A low scoring, struggle-for-touchdowns Saturday is exactly how New Hampshire wants this one to play out.
“I’d love that,” Wildcats safety Evan Horn said. “As a defensive player, you can’t ask for more.”
Horn, of course, said he’s rooting for New Hampshire’s offense to score as many points and as often as possible this Saturday when the Wildcats visit James Madison for a 3:30 p.m. kickoff at Bridgeforth Stadium. But through two months of the season that hasn’t been the Wildcats’ recipe for success.
The UNH defense has held its opponents to 20 points or fewer in six of its eight games so far while the offense has failed to crack a 30-point performance in any game this year.
“You look at their scores,” JMU coach Curt Cignetti said. “They’ve won a lot of close games, 16-10, 17-14 and scores of that nature.”
The Wildcats lean on their defense, which has become one of the best in FCS limiting foes to 16.6 points per game, and more specifically their seasoned secondary geared on creating problems for opposing quarterbacks.
UNH’s 13 interceptions are the fourth most nationally and the most in the Colonial Athletic Association.
Horn, a junior, has four picks to lead the team and two came this past Saturday in the Wildcats’ come-from-behind win over Villanova. Another came when he registered a 50-yard interception return for a touchdown against Elon quarterback Davis Cheek last month.
Both UNH senior cornerback Prince Smith Jr., and senior safety Pop Lacey have two interceptions apiece – though Lacey missed the last three games due to a foot injury. Add in senior cornerback Isaiah Perkins, who has one interception this year, and those four have made up the Wildcats’ defensive backfield for the last three seasons.
They have combined for 15 pass breakups.
“First and foremost it starts with our defensive coordinator, John Lyons,” Wildcats interim coach Ricky Santos said. Lyons, the former coach at Dartmouth, is in his ninth year as defensive coordinator and defensive backs coach for New Hampshire.
“He’s been around this program for a long time,” Santos said. “And he’s been successful everywhere he’s been, so I think he does a good job putting our guys in the right position and then we have some veterans back there that understand that the moment is not too big for them. They’ve played a lot of meaningful football here, so I think those things play into it.”
Santos said him, Lyons and the rest of the defensive staff put stress on their defensive backs in practice repeatedly that they handle well in drills, which makes for an easy transition to Saturdays.
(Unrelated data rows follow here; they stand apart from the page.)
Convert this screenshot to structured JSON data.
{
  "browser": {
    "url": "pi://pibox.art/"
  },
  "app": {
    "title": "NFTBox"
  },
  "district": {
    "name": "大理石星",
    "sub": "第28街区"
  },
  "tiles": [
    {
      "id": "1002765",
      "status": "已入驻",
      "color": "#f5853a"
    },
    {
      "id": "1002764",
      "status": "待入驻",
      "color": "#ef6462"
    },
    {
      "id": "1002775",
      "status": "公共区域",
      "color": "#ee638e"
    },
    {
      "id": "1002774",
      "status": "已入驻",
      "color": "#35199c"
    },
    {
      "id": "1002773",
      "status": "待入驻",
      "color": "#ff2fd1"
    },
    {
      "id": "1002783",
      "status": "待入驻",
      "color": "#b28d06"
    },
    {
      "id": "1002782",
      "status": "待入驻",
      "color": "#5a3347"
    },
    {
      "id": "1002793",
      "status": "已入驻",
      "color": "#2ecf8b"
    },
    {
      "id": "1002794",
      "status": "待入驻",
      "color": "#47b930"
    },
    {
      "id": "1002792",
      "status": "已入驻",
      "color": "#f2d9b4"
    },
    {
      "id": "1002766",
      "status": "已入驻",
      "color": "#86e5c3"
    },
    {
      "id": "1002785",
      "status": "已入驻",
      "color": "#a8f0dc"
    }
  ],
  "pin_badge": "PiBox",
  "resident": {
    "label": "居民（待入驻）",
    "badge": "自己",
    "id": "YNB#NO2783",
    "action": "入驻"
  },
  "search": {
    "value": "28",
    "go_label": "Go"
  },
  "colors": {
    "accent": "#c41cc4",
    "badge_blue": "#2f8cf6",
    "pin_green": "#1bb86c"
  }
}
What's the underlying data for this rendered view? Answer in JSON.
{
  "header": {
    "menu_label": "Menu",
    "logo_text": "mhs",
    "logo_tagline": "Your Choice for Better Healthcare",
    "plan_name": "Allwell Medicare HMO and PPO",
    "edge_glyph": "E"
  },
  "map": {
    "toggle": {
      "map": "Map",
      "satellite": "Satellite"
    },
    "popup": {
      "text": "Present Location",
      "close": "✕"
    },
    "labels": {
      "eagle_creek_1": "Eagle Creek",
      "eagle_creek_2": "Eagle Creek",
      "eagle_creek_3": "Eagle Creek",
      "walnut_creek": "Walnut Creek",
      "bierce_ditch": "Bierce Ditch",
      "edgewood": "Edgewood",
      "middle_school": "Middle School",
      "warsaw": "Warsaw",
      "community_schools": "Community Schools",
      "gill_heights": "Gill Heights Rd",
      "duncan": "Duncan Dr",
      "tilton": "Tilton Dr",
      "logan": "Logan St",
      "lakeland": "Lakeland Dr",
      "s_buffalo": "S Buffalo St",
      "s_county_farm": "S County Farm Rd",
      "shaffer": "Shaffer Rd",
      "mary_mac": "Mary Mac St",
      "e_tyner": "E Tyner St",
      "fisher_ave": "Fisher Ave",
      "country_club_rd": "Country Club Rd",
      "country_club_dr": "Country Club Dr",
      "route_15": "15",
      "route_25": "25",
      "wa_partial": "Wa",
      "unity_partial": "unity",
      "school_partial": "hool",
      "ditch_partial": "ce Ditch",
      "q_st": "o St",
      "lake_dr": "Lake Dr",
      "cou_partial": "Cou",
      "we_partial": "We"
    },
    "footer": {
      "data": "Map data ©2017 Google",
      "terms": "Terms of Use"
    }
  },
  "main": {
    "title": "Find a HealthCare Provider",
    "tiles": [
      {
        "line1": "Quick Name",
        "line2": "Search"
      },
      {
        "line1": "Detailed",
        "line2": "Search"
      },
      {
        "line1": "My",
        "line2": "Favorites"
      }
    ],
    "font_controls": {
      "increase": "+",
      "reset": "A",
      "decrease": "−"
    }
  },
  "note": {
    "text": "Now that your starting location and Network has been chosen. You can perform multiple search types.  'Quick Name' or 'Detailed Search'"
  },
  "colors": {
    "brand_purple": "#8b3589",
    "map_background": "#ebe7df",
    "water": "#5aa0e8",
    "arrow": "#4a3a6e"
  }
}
“We do turnover circuits every day,” Santos said. “We do a lot of competitive one-on-one blitz drills where we’re forcing them to play coverage and understand what’s going on, so I think we do a good job as coaches of putting them in situations, and then they’re also guys that have been in the moments that can make plays.”
Horn said since training camp started in August, he’s sensed the staff has given more responsibilities to him, Lacey, Perkins and Smith Jr.
“They wanted to make things more simple for the linebackers,” Horn said. “The most veteran guy we have is [linebacker] Mike Balsamo. He’s our senior captain and leader, but they wanted to make it simple for guys like [freshman linebacker] Oleh Manzyk when he came in, so he could get up to speed with the defense. Obviously, in high school playing defense is way different than college, so he was just learning, learning and learning and he’s still learning now, but he’s starting to grasp things better and with our help in the secondary, if we see something wrong we can help him out and tell him what to do.
“We’ve seen most of the offenses in the CAA, so it’s big time that it’s been the same four guys back there for the last three years at UNH.”
Cignetti said Horn and the New Hampshire defensive backs along with Lyons’ smarts make it difficult to move the football and protect it against the Wildcats.
“They have a changed a little bit schematically from what they’ve done in the past,” Cignetti said, “in terms of some new blitzes and coverages.
“They’ve got a veteran secondary, so I think they feel they can do a lot more. They’re keeping you off balance a lot with the calls, but the thing about New Hampshire is that they’re very disciplined. Guys are in the right gaps. They fit the gaps right. They do a good job with their underneath coverage. They do a nice job with their pass rush. They got the blitzes to keep you off balance. They’re a tremendous challenge.”